▶ The task
Once the pictures are set aside, output all the records exactly.
* * *
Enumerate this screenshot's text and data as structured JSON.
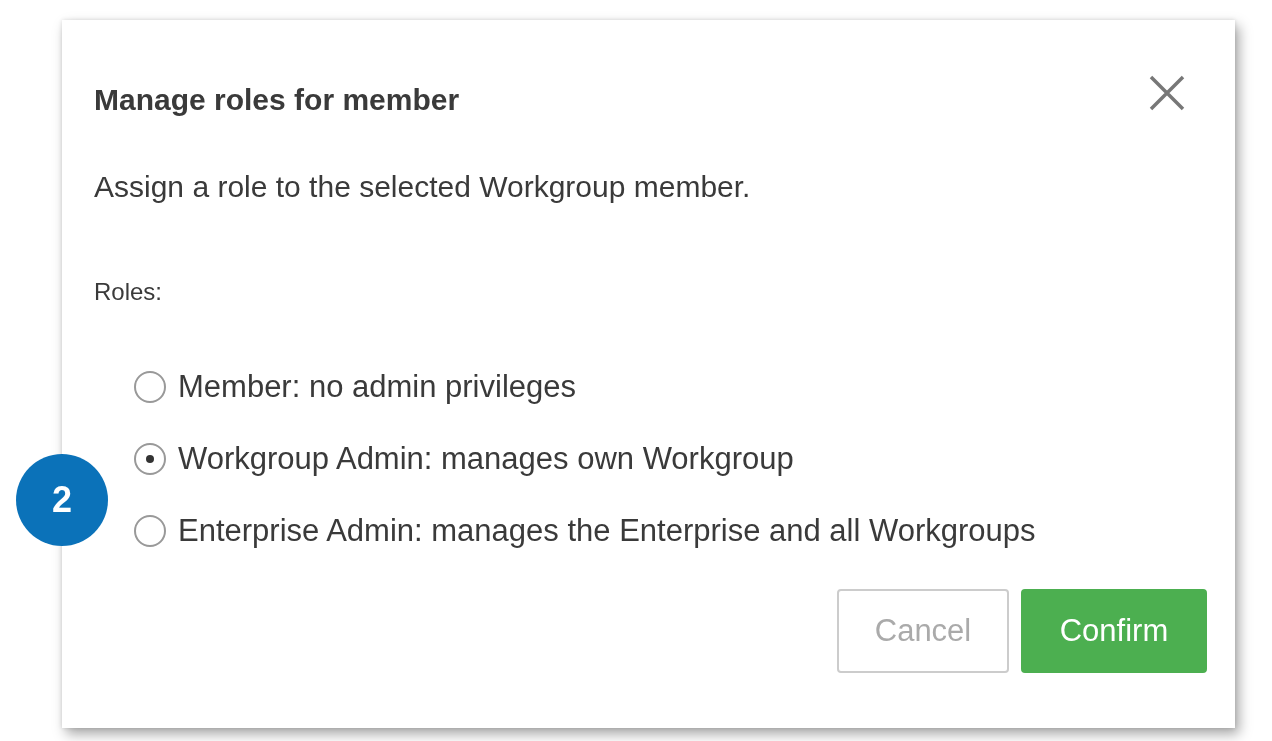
{
  "dialog": {
    "title": "Manage roles for member",
    "description": "Assign a role to the selected Workgroup member.",
    "roles_label": "Roles:",
    "roles": [
      {
        "label": "Member: no admin privileges",
        "selected": false
      },
      {
        "label": "Workgroup Admin: manages own Workgroup",
        "selected": true
      },
      {
        "label": "Enterprise Admin: manages the Enterprise and all Workgroups",
        "selected": false
      }
    ],
    "buttons": [
      {
        "label": "Cancel",
        "kind": "secondary",
        "disabled": true
      },
      {
        "label": "Confirm",
        "kind": "primary",
        "disabled": false
      }
    ]
  },
  "step_badge": {
    "label": "2"
  }
}
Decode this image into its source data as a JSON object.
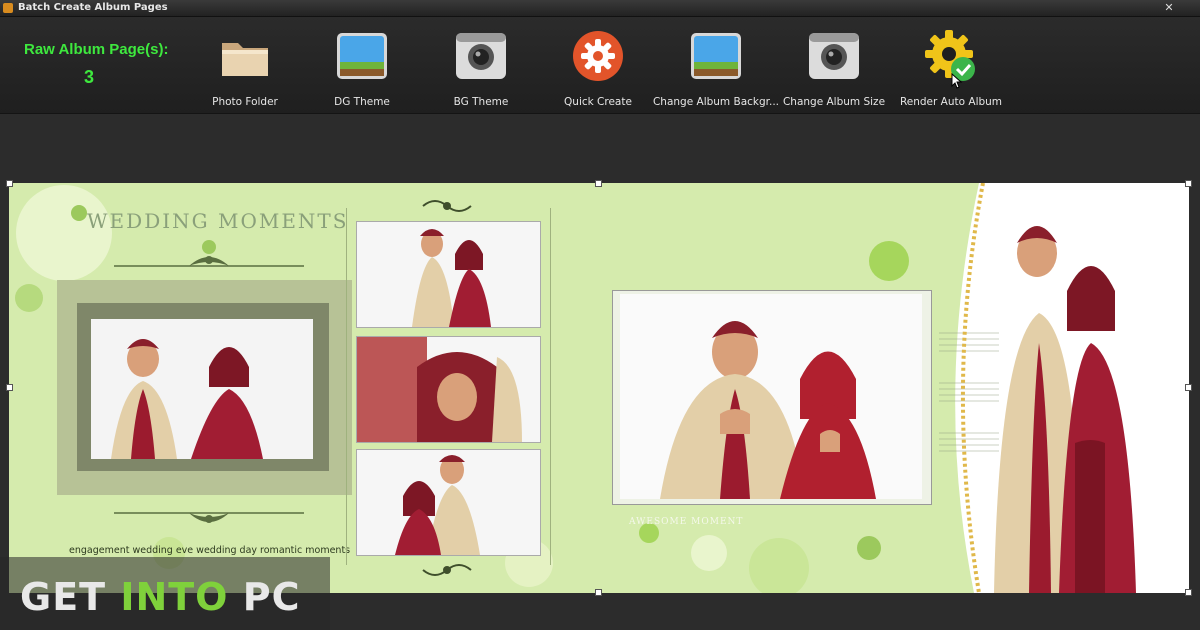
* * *
▶ Reply to the task
Enumerate this screenshot's text and data as structured JSON.
{
  "dialog": {
    "title": "Manage roles for member",
    "description": "Assign a role to the selected Workgroup member.",
    "roles_label": "Roles:",
    "roles": [
      {
        "label": "Member: no admin privileges",
        "selected": false
      },
      {
        "label": "Workgroup Admin: manages own Workgroup",
        "selected": true
      },
      {
        "label": "Enterprise Admin: manages the Enterprise and all Workgroups",
        "selected": false
      }
    ],
    "buttons": [
      {
        "label": "Cancel",
        "kind": "secondary",
        "disabled": true
      },
      {
        "label": "Confirm",
        "kind": "primary",
        "disabled": false
      }
    ]
  },
  "step_badge": {
    "label": "2"
  }
}
Decode this image into its source data as a JSON object.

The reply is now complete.